Dataset excerpts
- - - - - - -

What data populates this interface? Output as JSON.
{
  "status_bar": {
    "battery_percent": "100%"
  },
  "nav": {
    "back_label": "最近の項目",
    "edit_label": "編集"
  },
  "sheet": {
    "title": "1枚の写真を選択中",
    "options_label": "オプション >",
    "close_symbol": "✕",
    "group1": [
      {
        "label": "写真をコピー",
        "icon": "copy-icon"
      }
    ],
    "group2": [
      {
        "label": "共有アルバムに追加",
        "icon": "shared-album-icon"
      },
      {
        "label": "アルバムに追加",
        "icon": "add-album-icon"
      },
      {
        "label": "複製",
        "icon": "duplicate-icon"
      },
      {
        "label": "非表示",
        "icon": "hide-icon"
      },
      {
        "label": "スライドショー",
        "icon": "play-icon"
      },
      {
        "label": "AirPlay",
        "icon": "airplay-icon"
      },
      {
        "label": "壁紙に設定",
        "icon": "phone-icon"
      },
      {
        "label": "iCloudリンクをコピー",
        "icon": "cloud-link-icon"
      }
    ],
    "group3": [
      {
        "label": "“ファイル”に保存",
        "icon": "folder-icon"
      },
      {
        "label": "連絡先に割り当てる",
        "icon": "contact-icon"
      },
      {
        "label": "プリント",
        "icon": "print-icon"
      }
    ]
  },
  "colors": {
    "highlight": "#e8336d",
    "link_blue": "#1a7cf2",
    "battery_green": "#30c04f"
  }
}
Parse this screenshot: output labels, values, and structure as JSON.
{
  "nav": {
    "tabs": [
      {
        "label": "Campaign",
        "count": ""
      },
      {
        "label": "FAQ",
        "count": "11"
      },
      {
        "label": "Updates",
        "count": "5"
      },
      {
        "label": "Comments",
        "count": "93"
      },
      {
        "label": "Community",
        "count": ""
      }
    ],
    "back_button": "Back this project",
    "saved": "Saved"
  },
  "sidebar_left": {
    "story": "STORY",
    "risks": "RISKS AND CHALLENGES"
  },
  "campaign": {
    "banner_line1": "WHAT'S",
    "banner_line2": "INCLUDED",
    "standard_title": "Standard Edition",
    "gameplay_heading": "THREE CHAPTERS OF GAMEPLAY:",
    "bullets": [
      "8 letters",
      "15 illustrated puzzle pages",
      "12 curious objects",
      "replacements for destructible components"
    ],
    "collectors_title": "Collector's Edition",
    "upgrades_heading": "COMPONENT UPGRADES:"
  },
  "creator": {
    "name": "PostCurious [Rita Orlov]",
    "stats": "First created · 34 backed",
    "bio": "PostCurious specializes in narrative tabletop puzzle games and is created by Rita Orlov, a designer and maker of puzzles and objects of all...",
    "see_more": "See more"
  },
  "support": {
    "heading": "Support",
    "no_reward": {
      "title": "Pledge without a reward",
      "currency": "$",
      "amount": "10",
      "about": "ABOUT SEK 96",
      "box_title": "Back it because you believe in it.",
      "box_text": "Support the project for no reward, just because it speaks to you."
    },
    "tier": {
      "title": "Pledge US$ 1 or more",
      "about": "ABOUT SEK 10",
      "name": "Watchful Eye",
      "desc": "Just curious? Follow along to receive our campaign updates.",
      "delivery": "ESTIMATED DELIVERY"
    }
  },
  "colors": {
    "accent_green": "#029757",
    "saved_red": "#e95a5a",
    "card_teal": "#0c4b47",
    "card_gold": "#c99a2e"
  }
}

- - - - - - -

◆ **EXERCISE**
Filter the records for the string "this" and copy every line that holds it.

◆ **WRITTEN RESPONSE**
What data populates this interface? Output as JSON.
Parse this screenshot: output labels, values, and structure as JSON.
    "back_button": "Back this project",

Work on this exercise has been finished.